WHAT TO PRODUCE — Reproduce the records below in full and exactly, without their images.

━━ GIVEN DATA ━━

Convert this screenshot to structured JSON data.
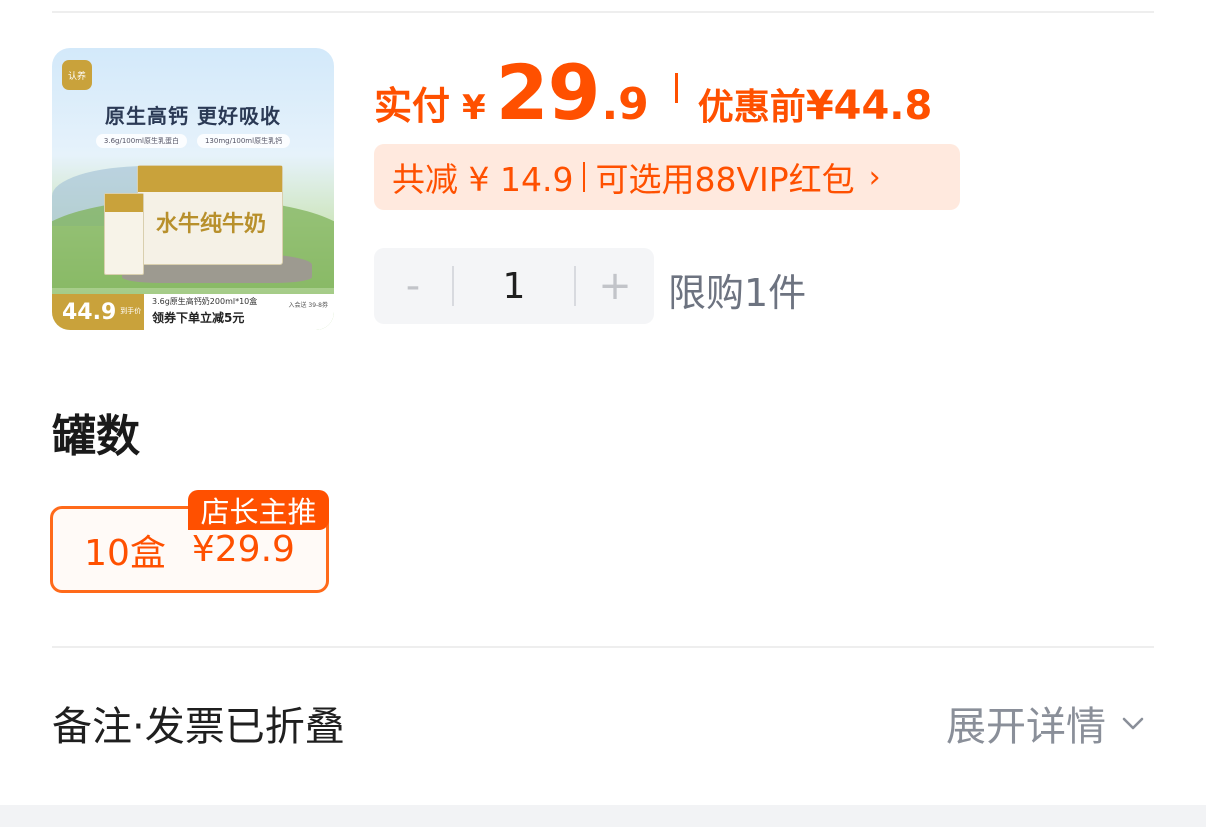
{
  "product": {
    "image": {
      "brand": "认养",
      "headline": "原生高钙 更好吸收",
      "tags": [
        "3.6g/100ml原生乳蛋白",
        "130mg/100ml原生乳钙"
      ],
      "box_title": "水牛纯牛奶",
      "price_tag": "44.9",
      "price_unit": "到手价",
      "spec": "3.6g原生高钙奶200ml*10盒",
      "coupon": "领券下单立减5元",
      "member": "入会送 39-8券"
    }
  },
  "pricing": {
    "paid_label": "实付",
    "currency": "¥",
    "price_int": "29",
    "price_dec": ".9",
    "original_label": "优惠前",
    "original_price": "¥44.8",
    "discount_text": "共减 ¥ 14.9",
    "redpacket_text": "可选用88VIP红包",
    "chevron": "›",
    "accent_color": "#ff5000",
    "discount_bg": "#ffe9de"
  },
  "quantity": {
    "minus": "-",
    "value": "1",
    "plus": "+",
    "limit": "限购1件"
  },
  "spec": {
    "title": "罐数",
    "options": [
      {
        "name": "10盒",
        "price": "¥29.9",
        "badge": "店长主推",
        "selected": true
      }
    ]
  },
  "remark": {
    "label": "备注·发票已折叠",
    "expand_label": "展开详情",
    "icon": "chevron-down-icon"
  }
}
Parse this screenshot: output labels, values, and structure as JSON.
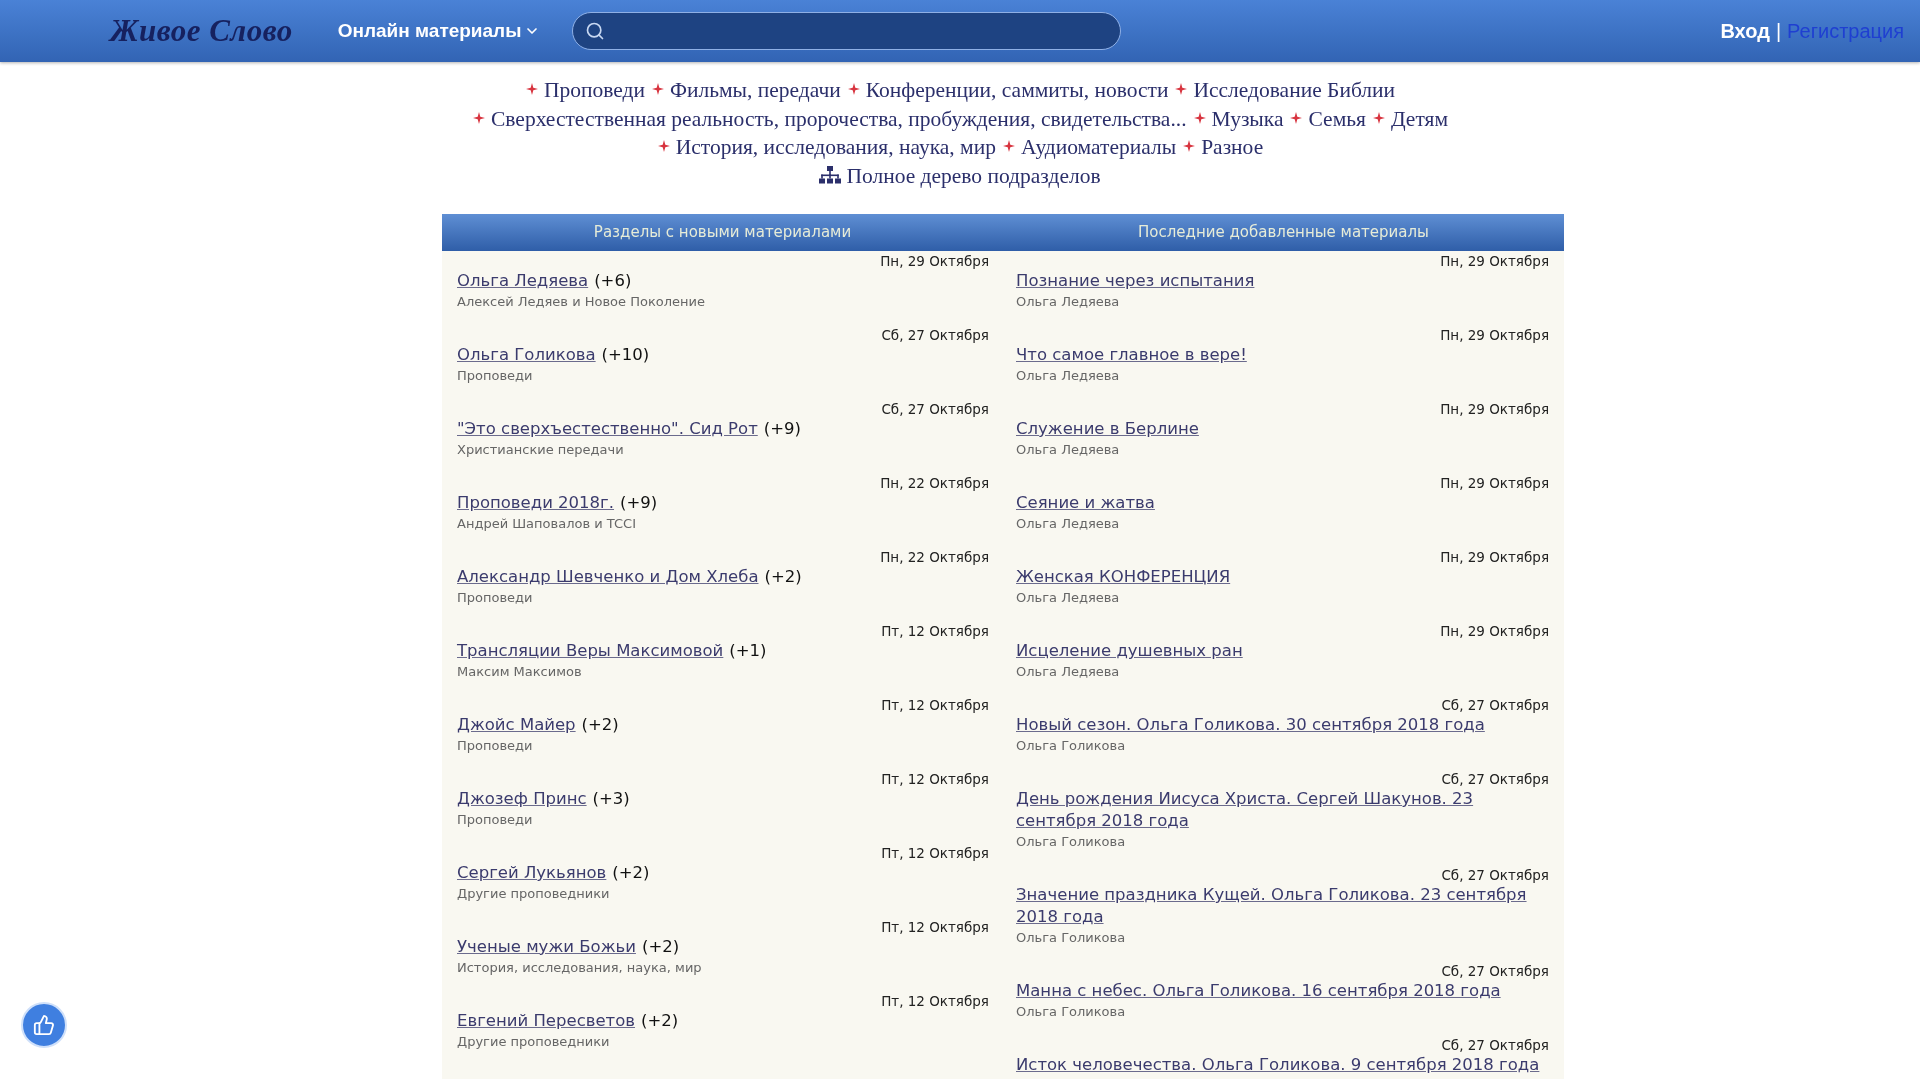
{
  "header": {
    "logo": "Живое Слово",
    "menu": {
      "label": "Онлайн материалы"
    },
    "login": "Вход",
    "separator": "|",
    "register": "Регистрация"
  },
  "categories": [
    [
      "Проповеди",
      "Фильмы, передачи",
      "Конференции, саммиты, новости",
      "Исследование Библии"
    ],
    [
      "Сверхестественная реальность, пророчества, пробуждения, свидетельства...",
      "Музыка",
      "Семья",
      "Детям"
    ],
    [
      "История, исследования, наука, мир",
      "Аудиоматериалы",
      "Разное"
    ]
  ],
  "tree_link": "Полное дерево подразделов",
  "columns": [
    {
      "heading": "Разделы с новыми материалами",
      "items": [
        {
          "date": "Пн, 29 Октября",
          "title": "Ольга Ледяева",
          "count": "(+6)",
          "subtitle": "Алексей Ледяев и Новое Поколение"
        },
        {
          "date": "Сб, 27 Октября",
          "title": "Ольга Голикова",
          "count": "(+10)",
          "subtitle": "Проповеди"
        },
        {
          "date": "Сб, 27 Октября",
          "title": "\"Это сверхъестественно\". Сид Рот",
          "count": "(+9)",
          "subtitle": "Христианские передачи"
        },
        {
          "date": "Пн, 22 Октября",
          "title": "Проповеди 2018г.",
          "count": "(+9)",
          "subtitle": "Андрей Шаповалов и TCCI"
        },
        {
          "date": "Пн, 22 Октября",
          "title": "Александр Шевченко и Дом Хлеба",
          "count": "(+2)",
          "subtitle": "Проповеди"
        },
        {
          "date": "Пт, 12 Октября",
          "title": "Трансляции Веры Максимовой",
          "count": "(+1)",
          "subtitle": "Максим Максимов"
        },
        {
          "date": "Пт, 12 Октября",
          "title": "Джойс Майер",
          "count": "(+2)",
          "subtitle": "Проповеди"
        },
        {
          "date": "Пт, 12 Октября",
          "title": "Джозеф Принс",
          "count": "(+3)",
          "subtitle": "Проповеди"
        },
        {
          "date": "Пт, 12 Октября",
          "title": "Сергей Лукьянов",
          "count": "(+2)",
          "subtitle": "Другие проповедники"
        },
        {
          "date": "Пт, 12 Октября",
          "title": "Ученые мужи Божьи",
          "count": "(+2)",
          "subtitle": "История, исследования, наука, мир"
        },
        {
          "date": "Пт, 12 Октября",
          "title": "Евгений Пересветов",
          "count": "(+2)",
          "subtitle": "Другие проповедники"
        }
      ]
    },
    {
      "heading": "Последние добавленные материалы",
      "items": [
        {
          "date": "Пн, 29 Октября",
          "title": "Познание через испытания",
          "subtitle": "Ольга Ледяева"
        },
        {
          "date": "Пн, 29 Октября",
          "title": "Что самое главное в вере!",
          "subtitle": "Ольга Ледяева"
        },
        {
          "date": "Пн, 29 Октября",
          "title": "Служение в Берлине",
          "subtitle": "Ольга Ледяева"
        },
        {
          "date": "Пн, 29 Октября",
          "title": "Сеяние и жатва",
          "subtitle": "Ольга Ледяева"
        },
        {
          "date": "Пн, 29 Октября",
          "title": "Женская КОНФЕРЕНЦИЯ",
          "subtitle": "Ольга Ледяева"
        },
        {
          "date": "Пн, 29 Октября",
          "title": "Исцеление душевных ран",
          "subtitle": "Ольга Ледяева"
        },
        {
          "date": "Сб, 27 Октября",
          "title": "Новый сезон. Ольга Голикова. 30 сентября 2018 года",
          "subtitle": "Ольга Голикова"
        },
        {
          "date": "Сб, 27 Октября",
          "title": "День рождения Иисуса Христа. Сергей Шакунов. 23 сентября 2018 года",
          "subtitle": "Ольга Голикова"
        },
        {
          "date": "Сб, 27 Октября",
          "title": "Значение праздника Кущей. Ольга Голикова. 23 сентября 2018 года",
          "subtitle": "Ольга Голикова"
        },
        {
          "date": "Сб, 27 Октября",
          "title": "Манна с небес. Ольга Голикова. 16 сентября 2018 года",
          "subtitle": "Ольга Голикова"
        },
        {
          "date": "Сб, 27 Октября",
          "title": "Исток человечества. Ольга Голикова. 9 сентября 2018 года"
        }
      ]
    }
  ]
}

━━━

TASK RESPONSE —
Convert this screenshot to structured JSON data.
{
  "product": {
    "image": {
      "brand": "认养",
      "headline": "原生高钙 更好吸收",
      "tags": [
        "3.6g/100ml原生乳蛋白",
        "130mg/100ml原生乳钙"
      ],
      "box_title": "水牛纯牛奶",
      "price_tag": "44.9",
      "price_unit": "到手价",
      "spec": "3.6g原生高钙奶200ml*10盒",
      "coupon": "领券下单立减5元",
      "member": "入会送 39-8券"
    }
  },
  "pricing": {
    "paid_label": "实付",
    "currency": "¥",
    "price_int": "29",
    "price_dec": ".9",
    "original_label": "优惠前",
    "original_price": "¥44.8",
    "discount_text": "共减 ¥ 14.9",
    "redpacket_text": "可选用88VIP红包",
    "chevron": "›",
    "accent_color": "#ff5000",
    "discount_bg": "#ffe9de"
  },
  "quantity": {
    "minus": "-",
    "value": "1",
    "plus": "+",
    "limit": "限购1件"
  },
  "spec": {
    "title": "罐数",
    "options": [
      {
        "name": "10盒",
        "price": "¥29.9",
        "badge": "店长主推",
        "selected": true
      }
    ]
  },
  "remark": {
    "label": "备注·发票已折叠",
    "expand_label": "展开详情",
    "icon": "chevron-down-icon"
  }
}
Parse this screenshot: output labels, values, and structure as JSON.
{
  "header": {
    "logo": "Живое Слово",
    "menu": {
      "label": "Онлайн материалы"
    },
    "login": "Вход",
    "separator": "|",
    "register": "Регистрация"
  },
  "categories": [
    [
      "Проповеди",
      "Фильмы, передачи",
      "Конференции, саммиты, новости",
      "Исследование Библии"
    ],
    [
      "Сверхестественная реальность, пророчества, пробуждения, свидетельства...",
      "Музыка",
      "Семья",
      "Детям"
    ],
    [
      "История, исследования, наука, мир",
      "Аудиоматериалы",
      "Разное"
    ]
  ],
  "tree_link": "Полное дерево подразделов",
  "columns": [
    {
      "heading": "Разделы с новыми материалами",
      "items": [
        {
          "date": "Пн, 29 Октября",
          "title": "Ольга Ледяева",
          "count": "(+6)",
          "subtitle": "Алексей Ледяев и Новое Поколение"
        },
        {
          "date": "Сб, 27 Октября",
          "title": "Ольга Голикова",
          "count": "(+10)",
          "subtitle": "Проповеди"
        },
        {
          "date": "Сб, 27 Октября",
          "title": "\"Это сверхъестественно\". Сид Рот",
          "count": "(+9)",
          "subtitle": "Христианские передачи"
        },
        {
          "date": "Пн, 22 Октября",
          "title": "Проповеди 2018г.",
          "count": "(+9)",
          "subtitle": "Андрей Шаповалов и TCCI"
        },
        {
          "date": "Пн, 22 Октября",
          "title": "Александр Шевченко и Дом Хлеба",
          "count": "(+2)",
          "subtitle": "Проповеди"
        },
        {
          "date": "Пт, 12 Октября",
          "title": "Трансляции Веры Максимовой",
          "count": "(+1)",
          "subtitle": "Максим Максимов"
        },
        {
          "date": "Пт, 12 Октября",
          "title": "Джойс Майер",
          "count": "(+2)",
          "subtitle": "Проповеди"
        },
        {
          "date": "Пт, 12 Октября",
          "title": "Джозеф Принс",
          "count": "(+3)",
          "subtitle": "Проповеди"
        },
        {
          "date": "Пт, 12 Октября",
          "title": "Сергей Лукьянов",
          "count": "(+2)",
          "subtitle": "Другие проповедники"
        },
        {
          "date": "Пт, 12 Октября",
          "title": "Ученые мужи Божьи",
          "count": "(+2)",
          "subtitle": "История, исследования, наука, мир"
        },
        {
          "date": "Пт, 12 Октября",
          "title": "Евгений Пересветов",
          "count": "(+2)",
          "subtitle": "Другие проповедники"
        }
      ]
    },
    {
      "heading": "Последние добавленные материалы",
      "items": [
        {
          "date": "Пн, 29 Октября",
          "title": "Познание через испытания",
          "subtitle": "Ольга Ледяева"
        },
        {
          "date": "Пн, 29 Октября",
          "title": "Что самое главное в вере!",
          "subtitle": "Ольга Ледяева"
        },
        {
          "date": "Пн, 29 Октября",
          "title": "Служение в Берлине",
          "subtitle": "Ольга Ледяева"
        },
        {
          "date": "Пн, 29 Октября",
          "title": "Сеяние и жатва",
          "subtitle": "Ольга Ледяева"
        },
        {
          "date": "Пн, 29 Октября",
          "title": "Женская КОНФЕРЕНЦИЯ",
          "subtitle": "Ольга Ледяева"
        },
        {
          "date": "Пн, 29 Октября",
          "title": "Исцеление душевных ран",
          "subtitle": "Ольга Ледяева"
        },
        {
          "date": "Сб, 27 Октября",
          "title": "Новый сезон. Ольга Голикова. 30 сентября 2018 года",
          "subtitle": "Ольга Голикова"
        },
        {
          "date": "Сб, 27 Октября",
          "title": "День рождения Иисуса Христа. Сергей Шакунов. 23 сентября 2018 года",
          "subtitle": "Ольга Голикова"
        },
        {
          "date": "Сб, 27 Октября",
          "title": "Значение праздника Кущей. Ольга Голикова. 23 сентября 2018 года",
          "subtitle": "Ольга Голикова"
        },
        {
          "date": "Сб, 27 Октября",
          "title": "Манна с небес. Ольга Голикова. 16 сентября 2018 года",
          "subtitle": "Ольга Голикова"
        },
        {
          "date": "Сб, 27 Октября",
          "title": "Исток человечества. Ольга Голикова. 9 сентября 2018 года"
        }
      ]
    }
  ]
}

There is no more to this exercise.